## Exercise inputs:
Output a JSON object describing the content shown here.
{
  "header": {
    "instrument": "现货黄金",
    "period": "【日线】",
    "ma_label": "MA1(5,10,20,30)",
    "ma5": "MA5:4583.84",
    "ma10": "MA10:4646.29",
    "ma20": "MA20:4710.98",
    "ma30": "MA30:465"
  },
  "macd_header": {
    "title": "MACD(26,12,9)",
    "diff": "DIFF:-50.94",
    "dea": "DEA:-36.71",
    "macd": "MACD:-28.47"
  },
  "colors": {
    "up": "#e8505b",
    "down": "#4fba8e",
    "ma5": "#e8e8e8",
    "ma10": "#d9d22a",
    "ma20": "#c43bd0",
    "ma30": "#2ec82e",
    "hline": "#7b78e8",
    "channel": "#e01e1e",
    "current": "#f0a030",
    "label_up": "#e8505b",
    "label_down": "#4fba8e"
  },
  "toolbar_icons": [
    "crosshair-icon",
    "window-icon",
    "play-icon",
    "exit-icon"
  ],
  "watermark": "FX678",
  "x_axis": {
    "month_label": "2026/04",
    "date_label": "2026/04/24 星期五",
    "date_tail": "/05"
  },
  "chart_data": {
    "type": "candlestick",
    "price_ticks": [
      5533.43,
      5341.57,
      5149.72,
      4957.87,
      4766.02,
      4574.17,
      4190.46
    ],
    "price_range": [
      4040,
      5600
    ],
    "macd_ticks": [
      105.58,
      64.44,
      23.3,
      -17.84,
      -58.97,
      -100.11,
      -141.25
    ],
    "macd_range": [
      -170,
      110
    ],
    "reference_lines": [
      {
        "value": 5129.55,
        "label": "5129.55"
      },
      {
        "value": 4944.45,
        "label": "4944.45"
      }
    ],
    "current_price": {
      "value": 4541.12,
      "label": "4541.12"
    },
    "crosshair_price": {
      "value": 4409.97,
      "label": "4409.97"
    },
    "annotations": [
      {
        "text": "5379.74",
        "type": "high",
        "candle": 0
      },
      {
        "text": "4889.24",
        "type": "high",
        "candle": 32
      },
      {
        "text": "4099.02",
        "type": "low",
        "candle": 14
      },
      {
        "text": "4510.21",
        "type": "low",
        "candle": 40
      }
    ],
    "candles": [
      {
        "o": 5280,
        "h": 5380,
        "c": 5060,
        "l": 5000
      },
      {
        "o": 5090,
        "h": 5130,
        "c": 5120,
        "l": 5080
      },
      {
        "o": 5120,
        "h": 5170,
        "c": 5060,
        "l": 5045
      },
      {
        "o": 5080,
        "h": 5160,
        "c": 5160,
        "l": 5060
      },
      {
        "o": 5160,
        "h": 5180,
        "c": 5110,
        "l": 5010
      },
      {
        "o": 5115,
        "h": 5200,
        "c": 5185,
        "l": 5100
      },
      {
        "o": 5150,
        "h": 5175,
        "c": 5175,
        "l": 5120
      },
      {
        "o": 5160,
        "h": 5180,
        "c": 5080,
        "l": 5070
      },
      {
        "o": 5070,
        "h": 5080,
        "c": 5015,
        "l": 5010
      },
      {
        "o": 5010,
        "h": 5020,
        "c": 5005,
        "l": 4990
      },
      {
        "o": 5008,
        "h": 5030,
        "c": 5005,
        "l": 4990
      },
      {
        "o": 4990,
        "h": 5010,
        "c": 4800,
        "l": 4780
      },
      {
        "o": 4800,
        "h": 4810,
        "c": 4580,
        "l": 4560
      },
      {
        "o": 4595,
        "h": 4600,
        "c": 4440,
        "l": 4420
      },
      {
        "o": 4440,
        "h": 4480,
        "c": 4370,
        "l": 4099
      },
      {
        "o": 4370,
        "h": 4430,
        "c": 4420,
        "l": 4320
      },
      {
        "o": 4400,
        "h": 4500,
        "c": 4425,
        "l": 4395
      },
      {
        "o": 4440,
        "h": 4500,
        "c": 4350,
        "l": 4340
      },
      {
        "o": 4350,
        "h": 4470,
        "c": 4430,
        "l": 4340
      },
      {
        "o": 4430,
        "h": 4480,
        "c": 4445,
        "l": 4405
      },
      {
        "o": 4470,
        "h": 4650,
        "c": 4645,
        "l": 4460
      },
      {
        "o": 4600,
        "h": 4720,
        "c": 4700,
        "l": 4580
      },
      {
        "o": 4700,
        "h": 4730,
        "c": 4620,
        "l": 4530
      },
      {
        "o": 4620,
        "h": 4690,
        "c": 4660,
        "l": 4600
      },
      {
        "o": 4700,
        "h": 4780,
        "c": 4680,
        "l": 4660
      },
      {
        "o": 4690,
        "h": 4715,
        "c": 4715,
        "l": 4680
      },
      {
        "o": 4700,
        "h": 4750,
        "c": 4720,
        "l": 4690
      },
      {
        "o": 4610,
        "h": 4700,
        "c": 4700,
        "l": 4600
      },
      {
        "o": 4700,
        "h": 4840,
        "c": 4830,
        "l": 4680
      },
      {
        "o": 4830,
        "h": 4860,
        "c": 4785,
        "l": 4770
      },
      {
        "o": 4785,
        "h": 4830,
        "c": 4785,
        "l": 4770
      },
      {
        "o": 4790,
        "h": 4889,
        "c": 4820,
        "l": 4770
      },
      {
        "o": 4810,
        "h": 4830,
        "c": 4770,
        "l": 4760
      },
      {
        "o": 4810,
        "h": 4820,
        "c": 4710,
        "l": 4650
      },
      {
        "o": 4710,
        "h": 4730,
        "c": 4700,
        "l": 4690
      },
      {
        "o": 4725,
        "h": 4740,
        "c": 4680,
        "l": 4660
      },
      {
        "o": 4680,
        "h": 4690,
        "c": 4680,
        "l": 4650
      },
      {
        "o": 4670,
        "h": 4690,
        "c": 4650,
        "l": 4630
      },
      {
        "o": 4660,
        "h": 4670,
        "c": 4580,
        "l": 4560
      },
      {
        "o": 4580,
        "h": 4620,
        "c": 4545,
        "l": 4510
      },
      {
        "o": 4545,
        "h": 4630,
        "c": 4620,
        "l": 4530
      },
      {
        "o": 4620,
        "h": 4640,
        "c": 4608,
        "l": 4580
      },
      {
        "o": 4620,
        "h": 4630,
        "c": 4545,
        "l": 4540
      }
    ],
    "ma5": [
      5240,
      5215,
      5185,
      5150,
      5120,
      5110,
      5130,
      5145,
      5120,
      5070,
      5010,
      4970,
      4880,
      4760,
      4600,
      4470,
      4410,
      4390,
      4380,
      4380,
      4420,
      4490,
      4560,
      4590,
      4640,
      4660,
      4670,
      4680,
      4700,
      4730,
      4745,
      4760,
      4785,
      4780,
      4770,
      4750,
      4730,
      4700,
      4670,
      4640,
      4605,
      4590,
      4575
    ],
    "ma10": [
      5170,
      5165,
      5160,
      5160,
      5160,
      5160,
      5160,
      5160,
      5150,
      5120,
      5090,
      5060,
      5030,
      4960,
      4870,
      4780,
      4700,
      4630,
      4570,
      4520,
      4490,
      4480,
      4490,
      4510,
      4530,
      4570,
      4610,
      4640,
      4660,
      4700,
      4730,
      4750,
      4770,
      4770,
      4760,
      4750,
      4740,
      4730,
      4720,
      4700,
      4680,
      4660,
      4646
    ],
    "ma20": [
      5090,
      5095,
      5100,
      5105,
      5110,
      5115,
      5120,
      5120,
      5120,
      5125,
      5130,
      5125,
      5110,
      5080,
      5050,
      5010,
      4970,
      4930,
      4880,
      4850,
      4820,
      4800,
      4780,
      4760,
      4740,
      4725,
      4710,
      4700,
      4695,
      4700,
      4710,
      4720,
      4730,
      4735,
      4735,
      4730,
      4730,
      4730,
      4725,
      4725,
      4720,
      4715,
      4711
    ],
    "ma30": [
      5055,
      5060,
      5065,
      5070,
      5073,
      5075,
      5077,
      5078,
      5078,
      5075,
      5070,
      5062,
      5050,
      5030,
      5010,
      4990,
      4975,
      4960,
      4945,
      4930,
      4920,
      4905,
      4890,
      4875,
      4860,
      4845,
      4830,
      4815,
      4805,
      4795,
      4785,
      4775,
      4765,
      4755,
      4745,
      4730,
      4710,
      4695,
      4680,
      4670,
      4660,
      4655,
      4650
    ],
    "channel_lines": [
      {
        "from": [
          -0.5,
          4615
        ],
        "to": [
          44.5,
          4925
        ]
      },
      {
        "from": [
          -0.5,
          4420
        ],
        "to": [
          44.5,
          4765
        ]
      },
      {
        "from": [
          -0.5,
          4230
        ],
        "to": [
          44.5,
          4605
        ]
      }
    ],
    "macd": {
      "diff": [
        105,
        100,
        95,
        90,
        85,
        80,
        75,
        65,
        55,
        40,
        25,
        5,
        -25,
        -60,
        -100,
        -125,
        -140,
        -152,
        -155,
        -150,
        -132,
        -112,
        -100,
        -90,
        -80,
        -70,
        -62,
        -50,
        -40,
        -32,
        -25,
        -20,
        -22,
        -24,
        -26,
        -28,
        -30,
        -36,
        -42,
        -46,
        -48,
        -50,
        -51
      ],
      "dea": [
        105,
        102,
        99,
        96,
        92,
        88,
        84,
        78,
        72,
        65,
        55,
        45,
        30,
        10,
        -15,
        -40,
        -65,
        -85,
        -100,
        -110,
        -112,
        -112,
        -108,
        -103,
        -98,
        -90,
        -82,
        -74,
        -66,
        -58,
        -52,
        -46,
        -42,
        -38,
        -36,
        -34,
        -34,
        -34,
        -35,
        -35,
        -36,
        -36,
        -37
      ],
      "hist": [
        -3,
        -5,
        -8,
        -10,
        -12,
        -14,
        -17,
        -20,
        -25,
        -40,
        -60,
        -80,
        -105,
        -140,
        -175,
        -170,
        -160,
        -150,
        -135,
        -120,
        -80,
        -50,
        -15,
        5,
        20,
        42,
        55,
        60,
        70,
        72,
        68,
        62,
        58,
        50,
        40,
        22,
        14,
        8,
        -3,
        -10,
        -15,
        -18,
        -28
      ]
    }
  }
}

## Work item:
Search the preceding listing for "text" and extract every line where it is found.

## Reply:
        "text": "5379.74",
        "text": "4889.24",
        "text": "4099.02",
        "text": "4510.21",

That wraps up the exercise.